Who is Maryland Correctional Enterprises?

Six years ago, I was fortunate enough to join the wonderful team at Maryland Correctional Enterprises (MCE) and enter a world I admittingly knew very little about. As the daughter of a police officer and an extremely paranoid mother, you can imagine their excitement when I called home to tell them I had gotten a job in the prison system…

Within the first five minutes inside of an MCE business unit, my (and soon my parents’) naive, preconceived notions of what happened inside of a correctional institution would change forever. I was instantly amazed by the skill level and pride of the inmate workforce. The people I spoke to inside of the institutions were, and continue to be, some of the politest, talented, and passionate people I know.

So what are correctional industries and what role does it, specifically MCE, play in rehabilitation? The answers are many, but the most prevalent is that correctional industries are in the business of transforming lives for the better. MCE serves as a cognitive and skill-building program that inmates can participate in during their incarceration. As a self-supporting state agency, the goods and services we produce are sold to a restricted market of governmental agencies and non-profits within the state of Maryland. Revenues we receive from these goods and services are reinvested into inmate pay, civilian pay, and additional programming for the population. In addition to providing this much-needed programming, we do it at no cost to the taxpayers.

Our civilian staff consists of industry experts who are not only responsible for operating a manufacturing center but for training an entry-level workforce with the skills they need to one day enter the private sector workforce outside of the prison walls. We have 26 business units within our program manufacturing furniture, textiles, graphics, food, metal goods, and the list continues.

Download: List of All MCE Business Units and Facilities

How MCE Acts as a Re-Entry Resource

By participating in this vocational training, inmates are equipped with soft skills such as:

  • Conflict Resolution
  • Working in a Team
  • Professionalism

 

Considering this is the first “9 to 5” job that many inmates have held, these skills are invaluable. Also, the trades our workers learn in the institution correlate to many professions in the private sector that require skilled workers and offer training that can be used for inmates seeking entrepreneurial opportunities upon release.

Despite their many obstacles, the men and women behind the scenes at MCE seamlessly run a successful manufacturing business while continuously training a new workforce and adhering to security restrictions that a private sector company could never fathom. I know that for the majority of my coworkers, “it is just part of the job,” but to so nonchalantly be part of this big picture only makes me more and more proud to call them my colleagues.
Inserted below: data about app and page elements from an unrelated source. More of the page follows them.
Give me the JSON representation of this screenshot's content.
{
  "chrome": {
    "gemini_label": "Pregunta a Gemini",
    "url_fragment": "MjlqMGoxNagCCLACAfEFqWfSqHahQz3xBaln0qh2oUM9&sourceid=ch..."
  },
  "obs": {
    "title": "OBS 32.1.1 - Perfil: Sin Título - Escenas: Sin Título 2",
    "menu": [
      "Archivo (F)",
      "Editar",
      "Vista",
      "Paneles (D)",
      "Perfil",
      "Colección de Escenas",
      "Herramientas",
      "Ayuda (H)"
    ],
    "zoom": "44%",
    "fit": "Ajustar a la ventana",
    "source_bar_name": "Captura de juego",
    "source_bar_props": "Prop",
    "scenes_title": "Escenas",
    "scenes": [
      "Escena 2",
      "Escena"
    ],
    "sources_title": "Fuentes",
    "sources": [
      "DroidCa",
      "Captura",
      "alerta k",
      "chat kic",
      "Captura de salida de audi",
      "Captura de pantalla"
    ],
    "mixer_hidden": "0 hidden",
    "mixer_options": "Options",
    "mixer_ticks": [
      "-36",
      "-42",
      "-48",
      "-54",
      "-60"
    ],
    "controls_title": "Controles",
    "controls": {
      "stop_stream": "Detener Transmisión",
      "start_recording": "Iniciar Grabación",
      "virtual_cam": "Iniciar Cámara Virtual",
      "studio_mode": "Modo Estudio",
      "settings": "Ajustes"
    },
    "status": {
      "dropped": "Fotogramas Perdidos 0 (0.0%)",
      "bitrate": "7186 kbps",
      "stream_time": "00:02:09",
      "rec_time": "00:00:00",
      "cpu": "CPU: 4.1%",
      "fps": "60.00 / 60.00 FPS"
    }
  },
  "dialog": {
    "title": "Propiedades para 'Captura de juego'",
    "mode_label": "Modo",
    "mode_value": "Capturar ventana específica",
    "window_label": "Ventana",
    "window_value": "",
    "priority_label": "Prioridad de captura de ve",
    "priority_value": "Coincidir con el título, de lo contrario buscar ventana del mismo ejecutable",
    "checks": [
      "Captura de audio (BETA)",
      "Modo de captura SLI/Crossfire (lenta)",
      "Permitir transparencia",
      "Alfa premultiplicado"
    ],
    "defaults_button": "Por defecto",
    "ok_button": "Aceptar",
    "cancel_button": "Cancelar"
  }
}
From my first day on the job, our management team has instilled that it is our duty to transform the lives of the men and women we work with, and from that first second in the institution, it is evident that my coworkers wholeheartedly embrace our mission and work so hard to better the lives of those around them.

A Testimonial of MCE’s Effectiveness in Providing Reentry Resources

Last year, we came across an article highlighting this new era where businesses across Maryland were becoming more and more willing to become second chance employers. As we read the article, we came across a familiar name of a gentleman who had been incarcerated as a teenager. While serving a sentence for attempted murder, he sought out an opportunity at the Meat Plant. He worked his way through the organization and was eventually selected to take part in a meat cutting apprenticeship program through MCE. When he was released, he was quickly hired by Whole Foods and one year later, is now working as a department manager at one of the top ten grocery chains in the world. One life, and countless more, forever changed, and a correctional industry team at a small shop in rural Maryland helped to make that all possible.

The guidance and mentorship provided by our colleagues are invaluable and I am grateful to be able to share stories like this thanks to my dedicated coworkers and the many professionals that exude a passion to enhance the lives of others. Throughout my work with MCE, I’ve received numerous phone calls from former participants thanking us for the programming – even telling me they’ve gotten jobs making more money than I do – and I’m always ecstatic to hear that.

Luckily, I also work for an organization that is a true believer in “practicing what we preach.” In only six years, I’ve seen nearly 20 former offenders restart their civilian lives working for the State of Maryland at MCE Headquarters. From there, I’ve seen many promoted internally to MCE’s Management team, move on to other positions in state agencies and the private sector, and even become members of public office.

I am honored to be part of this niche community and thank correctional industries across the country, and especially Maryland Correctional Enterprises for letting me be a part of a team that truly transforms lives

When we see the many success stories in this profession, it is impossible to deny the profound impact we continue to have on Maryland. So who is Maryland Correctional Enterprises? We are an organization dedicated to second chances and building hope for future success.

To learn more about MCE, click here

Written By: Ashley Lohr